Entries from a dataset of interfaces
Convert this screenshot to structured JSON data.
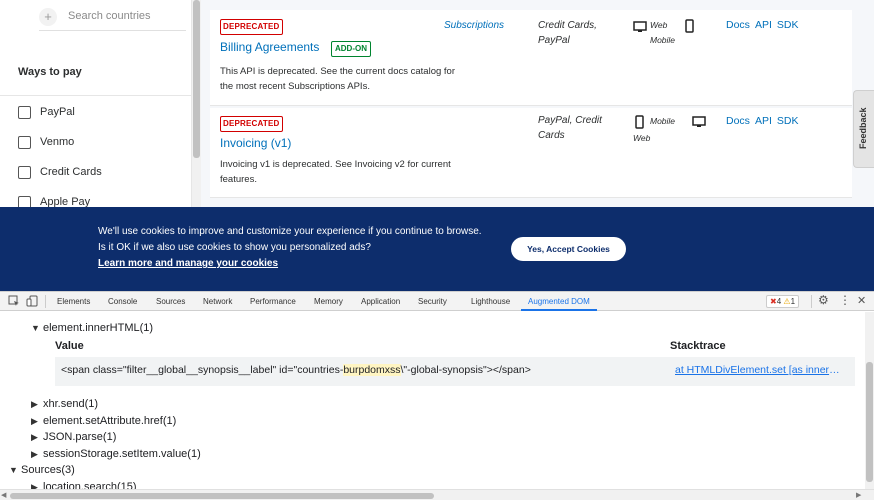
{
  "sidebar": {
    "search_placeholder": "Search countries",
    "ways_title": "Ways to pay",
    "pay_items": [
      {
        "label": "PayPal"
      },
      {
        "label": "Venmo"
      },
      {
        "label": "Credit Cards"
      },
      {
        "label": "Apple Pay"
      }
    ]
  },
  "cards": [
    {
      "badge": "DEPRECATED",
      "title": "Billing Agreements",
      "addon": "ADD-ON",
      "description": "This API is deprecated. See the current docs catalog for the most recent Subscriptions APIs.",
      "use_case": "Subscriptions",
      "funding": "Credit Cards, PayPal",
      "platform": "Web Mobile",
      "links": [
        "Docs",
        "API",
        "SDK"
      ]
    },
    {
      "badge": "DEPRECATED",
      "title": "Invoicing (v1)",
      "description": "Invoicing v1 is deprecated. See Invoicing v2 for current features.",
      "use_case": "",
      "funding": "PayPal, Credit Cards",
      "platform_a": "Mobile",
      "platform_b": "Web",
      "links": [
        "Docs",
        "API",
        "SDK"
      ]
    }
  ],
  "feedback_label": "Feedback",
  "cookie": {
    "message": "We'll use cookies to improve and customize your experience if you continue to browse. Is it OK if we also use cookies to show you personalized ads?",
    "learn_more": "Learn more and manage your cookies",
    "accept": "Yes, Accept Cookies"
  },
  "devtools": {
    "tabs": [
      "Elements",
      "Console",
      "Sources",
      "Network",
      "Performance",
      "Memory",
      "Application",
      "Security",
      "Lighthouse",
      "Augmented DOM"
    ],
    "active_tab": "Augmented DOM",
    "errors": "4",
    "warnings": "1",
    "tree": {
      "inner_html": "element.innerHTML(1)",
      "value_header": "Value",
      "stack_header": "Stacktrace",
      "value_pre": "<span class=\"filter__global__synopsis__label\" id=\"countries-",
      "value_hl": "burpdomxss",
      "value_post": "\\\"-global-synopsis\"></span>",
      "stack_value": "at HTMLDivElement.set [as innerHTML]",
      "items": [
        "xhr.send(1)",
        "element.setAttribute.href(1)",
        "JSON.parse(1)",
        "sessionStorage.setItem.value(1)"
      ],
      "sources": "Sources(3)",
      "location": "location.search(15)"
    }
  },
  "colors": {
    "brand_blue": "#0070ba",
    "banner_navy": "#0d2d6c",
    "deprecated_red": "#d20000",
    "addon_green": "#00842f",
    "devtools_active": "#1a73e8"
  }
}
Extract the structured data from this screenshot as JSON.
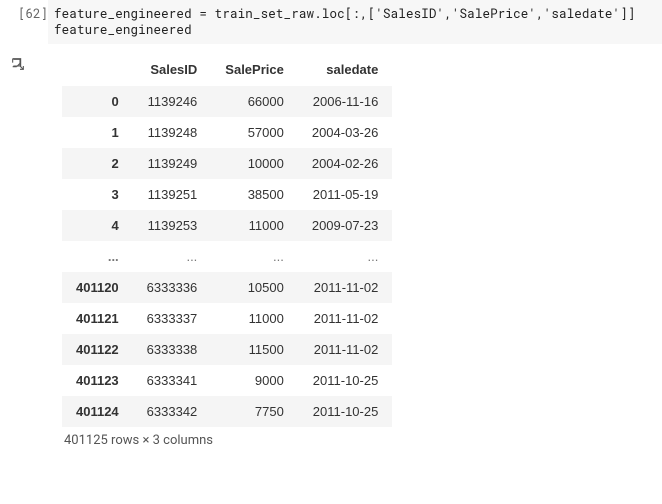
{
  "cell": {
    "prompt": "[62]",
    "code_line1": "feature_engineered = train_set_raw.loc[:,['SalesID','SalePrice','saledate']]",
    "code_line2": "feature_engineered"
  },
  "chart_data": {
    "type": "table",
    "columns": [
      "SalesID",
      "SalePrice",
      "saledate"
    ],
    "title": "",
    "index": [
      "0",
      "1",
      "2",
      "3",
      "4",
      "...",
      "401120",
      "401121",
      "401122",
      "401123",
      "401124"
    ],
    "rows": [
      {
        "idx": "0",
        "SalesID": "1139246",
        "SalePrice": "66000",
        "saledate": "2006-11-16"
      },
      {
        "idx": "1",
        "SalesID": "1139248",
        "SalePrice": "57000",
        "saledate": "2004-03-26"
      },
      {
        "idx": "2",
        "SalesID": "1139249",
        "SalePrice": "10000",
        "saledate": "2004-02-26"
      },
      {
        "idx": "3",
        "SalesID": "1139251",
        "SalePrice": "38500",
        "saledate": "2011-05-19"
      },
      {
        "idx": "4",
        "SalesID": "1139253",
        "SalePrice": "11000",
        "saledate": "2009-07-23"
      },
      {
        "idx": "...",
        "SalesID": "...",
        "SalePrice": "...",
        "saledate": "..."
      },
      {
        "idx": "401120",
        "SalesID": "6333336",
        "SalePrice": "10500",
        "saledate": "2011-11-02"
      },
      {
        "idx": "401121",
        "SalesID": "6333337",
        "SalePrice": "11000",
        "saledate": "2011-11-02"
      },
      {
        "idx": "401122",
        "SalesID": "6333338",
        "SalePrice": "11500",
        "saledate": "2011-11-02"
      },
      {
        "idx": "401123",
        "SalesID": "6333341",
        "SalePrice": "9000",
        "saledate": "2011-10-25"
      },
      {
        "idx": "401124",
        "SalesID": "6333342",
        "SalePrice": "7750",
        "saledate": "2011-10-25"
      }
    ],
    "shape_text": "401125 rows × 3 columns"
  }
}
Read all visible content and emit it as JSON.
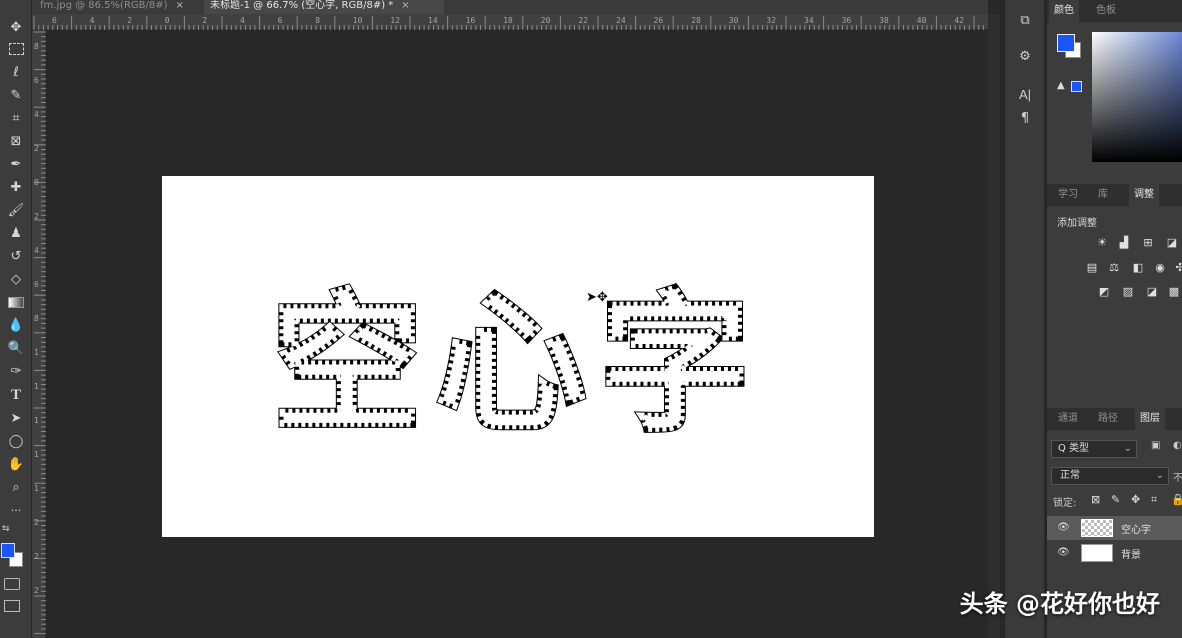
{
  "tabs": [
    {
      "label": "fm.jpg @ 86.5%(RGB/8#)",
      "close": "×"
    },
    {
      "label": "未标题-1 @ 66.7% (空心字, RGB/8#) *",
      "close": "×"
    }
  ],
  "ruler": {
    "h_labels": [
      "6",
      "4",
      "2",
      "0",
      "2",
      "4",
      "6",
      "8",
      "10",
      "12",
      "14",
      "16",
      "18",
      "20",
      "22",
      "24",
      "26",
      "28",
      "30",
      "32",
      "34",
      "36",
      "38",
      "40",
      "42"
    ],
    "v_labels": [
      "8",
      "6",
      "4",
      "2",
      "0",
      "2",
      "4",
      "6",
      "8",
      "1",
      "1",
      "1",
      "1",
      "1",
      "2",
      "2",
      "2"
    ]
  },
  "toolbar": {
    "tools": [
      "move-icon",
      "marquee-icon",
      "lasso-icon",
      "quick-select-icon",
      "crop-icon",
      "frame-icon",
      "eyedropper-icon",
      "healing-icon",
      "brush-icon",
      "stamp-icon",
      "history-brush-icon",
      "eraser-icon",
      "gradient-icon",
      "blur-icon",
      "dodge-icon",
      "pen-icon",
      "text-icon",
      "path-select-icon",
      "ellipse-icon",
      "hand-icon",
      "zoom-icon",
      "more-icon"
    ],
    "text_tool_glyph": "T",
    "more_glyph": "···",
    "foreground_color": "#1a55ff",
    "background_color": "#ffffff"
  },
  "canvas": {
    "text": "空心字",
    "background": "#ffffff"
  },
  "icon_strip": {
    "char_panel_glyph": "A|",
    "para_panel_glyph": "¶"
  },
  "color_panel": {
    "tabs": [
      "颜色",
      "色板"
    ],
    "foreground_color": "#1a55ff",
    "warning_glyph": "▲"
  },
  "adjust_panel": {
    "tabs": [
      "学习",
      "库",
      "调整"
    ],
    "title": "添加调整",
    "row1": [
      "brightness-icon",
      "levels-icon",
      "curves-icon",
      "exposure-icon"
    ],
    "row2": [
      "vibrance-icon",
      "balance-icon",
      "bw-icon",
      "photo-filter-icon",
      "channel-mixer-icon"
    ],
    "row3": [
      "invert-icon",
      "posterize-icon",
      "threshold-icon",
      "gradient-map-icon"
    ]
  },
  "layers_panel": {
    "tabs": [
      "通道",
      "路径",
      "图层"
    ],
    "filter_label": "Q 类型",
    "blend_mode": "正常",
    "opacity_prefix": "不",
    "lock_label": "锁定:",
    "layers": [
      {
        "name": "空心字",
        "thumb": "transparent",
        "selected": true
      },
      {
        "name": "背景",
        "thumb": "white",
        "selected": false
      }
    ]
  },
  "watermark": "头条 @花好你也好"
}
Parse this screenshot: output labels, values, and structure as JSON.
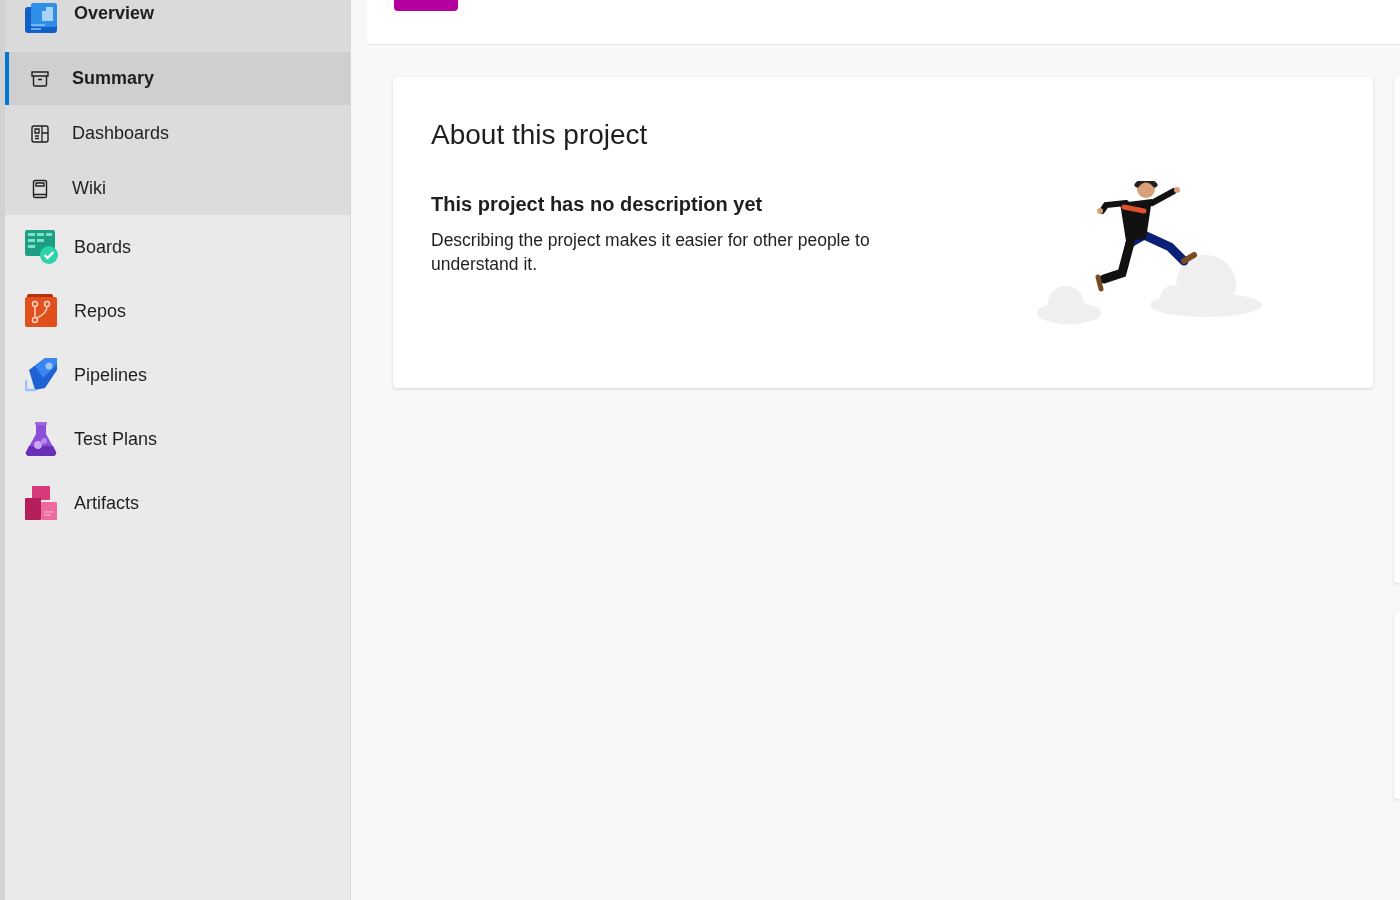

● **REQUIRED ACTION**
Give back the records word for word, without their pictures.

● **RESPONSE**
Convert this screenshot to structured JSON data.
{
  "sidebar": {
    "search_placeholder": "Search countries",
    "ways_title": "Ways to pay",
    "pay_items": [
      {
        "label": "PayPal"
      },
      {
        "label": "Venmo"
      },
      {
        "label": "Credit Cards"
      },
      {
        "label": "Apple Pay"
      }
    ]
  },
  "cards": [
    {
      "badge": "DEPRECATED",
      "title": "Billing Agreements",
      "addon": "ADD-ON",
      "description": "This API is deprecated. See the current docs catalog for the most recent Subscriptions APIs.",
      "use_case": "Subscriptions",
      "funding": "Credit Cards, PayPal",
      "platform": "Web Mobile",
      "links": [
        "Docs",
        "API",
        "SDK"
      ]
    },
    {
      "badge": "DEPRECATED",
      "title": "Invoicing (v1)",
      "description": "Invoicing v1 is deprecated. See Invoicing v2 for current features.",
      "use_case": "",
      "funding": "PayPal, Credit Cards",
      "platform_a": "Mobile",
      "platform_b": "Web",
      "links": [
        "Docs",
        "API",
        "SDK"
      ]
    }
  ],
  "feedback_label": "Feedback",
  "cookie": {
    "message": "We'll use cookies to improve and customize your experience if you continue to browse. Is it OK if we also use cookies to show you personalized ads?",
    "learn_more": "Learn more and manage your cookies",
    "accept": "Yes, Accept Cookies"
  },
  "devtools": {
    "tabs": [
      "Elements",
      "Console",
      "Sources",
      "Network",
      "Performance",
      "Memory",
      "Application",
      "Security",
      "Lighthouse",
      "Augmented DOM"
    ],
    "active_tab": "Augmented DOM",
    "errors": "4",
    "warnings": "1",
    "tree": {
      "inner_html": "element.innerHTML(1)",
      "value_header": "Value",
      "stack_header": "Stacktrace",
      "value_pre": "<span class=\"filter__global__synopsis__label\" id=\"countries-",
      "value_hl": "burpdomxss",
      "value_post": "\\\"-global-synopsis\"></span>",
      "stack_value": "at HTMLDivElement.set [as innerHTML]",
      "items": [
        "xhr.send(1)",
        "element.setAttribute.href(1)",
        "JSON.parse(1)",
        "sessionStorage.setItem.value(1)"
      ],
      "sources": "Sources(3)",
      "location": "location.search(15)"
    }
  },
  "colors": {
    "brand_blue": "#0070ba",
    "banner_navy": "#0d2d6c",
    "deprecated_red": "#d20000",
    "addon_green": "#00842f",
    "devtools_active": "#1a73e8"
  }
}
Extract the structured data from this screenshot as JSON.
{
  "cell": {
    "prompt": "[62]",
    "code_line1": "feature_engineered = train_set_raw.loc[:,['SalesID','SalePrice','saledate']]",
    "code_line2": "feature_engineered"
  },
  "chart_data": {
    "type": "table",
    "columns": [
      "SalesID",
      "SalePrice",
      "saledate"
    ],
    "title": "",
    "index": [
      "0",
      "1",
      "2",
      "3",
      "4",
      "...",
      "401120",
      "401121",
      "401122",
      "401123",
      "401124"
    ],
    "rows": [
      {
        "idx": "0",
        "SalesID": "1139246",
        "SalePrice": "66000",
        "saledate": "2006-11-16"
      },
      {
        "idx": "1",
        "SalesID": "1139248",
        "SalePrice": "57000",
        "saledate": "2004-03-26"
      },
      {
        "idx": "2",
        "SalesID": "1139249",
        "SalePrice": "10000",
        "saledate": "2004-02-26"
      },
      {
        "idx": "3",
        "SalesID": "1139251",
        "SalePrice": "38500",
        "saledate": "2011-05-19"
      },
      {
        "idx": "4",
        "SalesID": "1139253",
        "SalePrice": "11000",
        "saledate": "2009-07-23"
      },
      {
        "idx": "...",
        "SalesID": "...",
        "SalePrice": "...",
        "saledate": "..."
      },
      {
        "idx": "401120",
        "SalesID": "6333336",
        "SalePrice": "10500",
        "saledate": "2011-11-02"
      },
      {
        "idx": "401121",
        "SalesID": "6333337",
        "SalePrice": "11000",
        "saledate": "2011-11-02"
      },
      {
        "idx": "401122",
        "SalesID": "6333338",
        "SalePrice": "11500",
        "saledate": "2011-11-02"
      },
      {
        "idx": "401123",
        "SalesID": "6333341",
        "SalePrice": "9000",
        "saledate": "2011-10-25"
      },
      {
        "idx": "401124",
        "SalesID": "6333342",
        "SalePrice": "7750",
        "saledate": "2011-10-25"
      }
    ],
    "shape_text": "401125 rows × 3 columns"
  }
}
Read all visible content and emit it as JSON.
{
  "tabs": [
    {
      "label": "fm.jpg @ 86.5%(RGB/8#)",
      "close": "×"
    },
    {
      "label": "未标题-1 @ 66.7% (空心字, RGB/8#) *",
      "close": "×"
    }
  ],
  "ruler": {
    "h_labels": [
      "6",
      "4",
      "2",
      "0",
      "2",
      "4",
      "6",
      "8",
      "10",
      "12",
      "14",
      "16",
      "18",
      "20",
      "22",
      "24",
      "26",
      "28",
      "30",
      "32",
      "34",
      "36",
      "38",
      "40",
      "42"
    ],
    "v_labels": [
      "8",
      "6",
      "4",
      "2",
      "0",
      "2",
      "4",
      "6",
      "8",
      "1",
      "1",
      "1",
      "1",
      "1",
      "2",
      "2",
      "2"
    ]
  },
  "toolbar": {
    "tools": [
      "move-icon",
      "marquee-icon",
      "lasso-icon",
      "quick-select-icon",
      "crop-icon",
      "frame-icon",
      "eyedropper-icon",
      "healing-icon",
      "brush-icon",
      "stamp-icon",
      "history-brush-icon",
      "eraser-icon",
      "gradient-icon",
      "blur-icon",
      "dodge-icon",
      "pen-icon",
      "text-icon",
      "path-select-icon",
      "ellipse-icon",
      "hand-icon",
      "zoom-icon",
      "more-icon"
    ],
    "text_tool_glyph": "T",
    "more_glyph": "···",
    "foreground_color": "#1a55ff",
    "background_color": "#ffffff"
  },
  "canvas": {
    "text": "空心字",
    "background": "#ffffff"
  },
  "icon_strip": {
    "char_panel_glyph": "A|",
    "para_panel_glyph": "¶"
  },
  "color_panel": {
    "tabs": [
      "颜色",
      "色板"
    ],
    "foreground_color": "#1a55ff",
    "warning_glyph": "▲"
  },
  "adjust_panel": {
    "tabs": [
      "学习",
      "库",
      "调整"
    ],
    "title": "添加调整",
    "row1": [
      "brightness-icon",
      "levels-icon",
      "curves-icon",
      "exposure-icon"
    ],
    "row2": [
      "vibrance-icon",
      "balance-icon",
      "bw-icon",
      "photo-filter-icon",
      "channel-mixer-icon"
    ],
    "row3": [
      "invert-icon",
      "posterize-icon",
      "threshold-icon",
      "gradient-map-icon"
    ]
  },
  "layers_panel": {
    "tabs": [
      "通道",
      "路径",
      "图层"
    ],
    "filter_label": "Q 类型",
    "blend_mode": "正常",
    "opacity_prefix": "不",
    "lock_label": "锁定:",
    "layers": [
      {
        "name": "空心字",
        "thumb": "transparent",
        "selected": true
      },
      {
        "name": "背景",
        "thumb": "white",
        "selected": false
      }
    ]
  },
  "watermark": "头条 @花好你也好"
}
Parse this screenshot: output labels, values, and structure as JSON.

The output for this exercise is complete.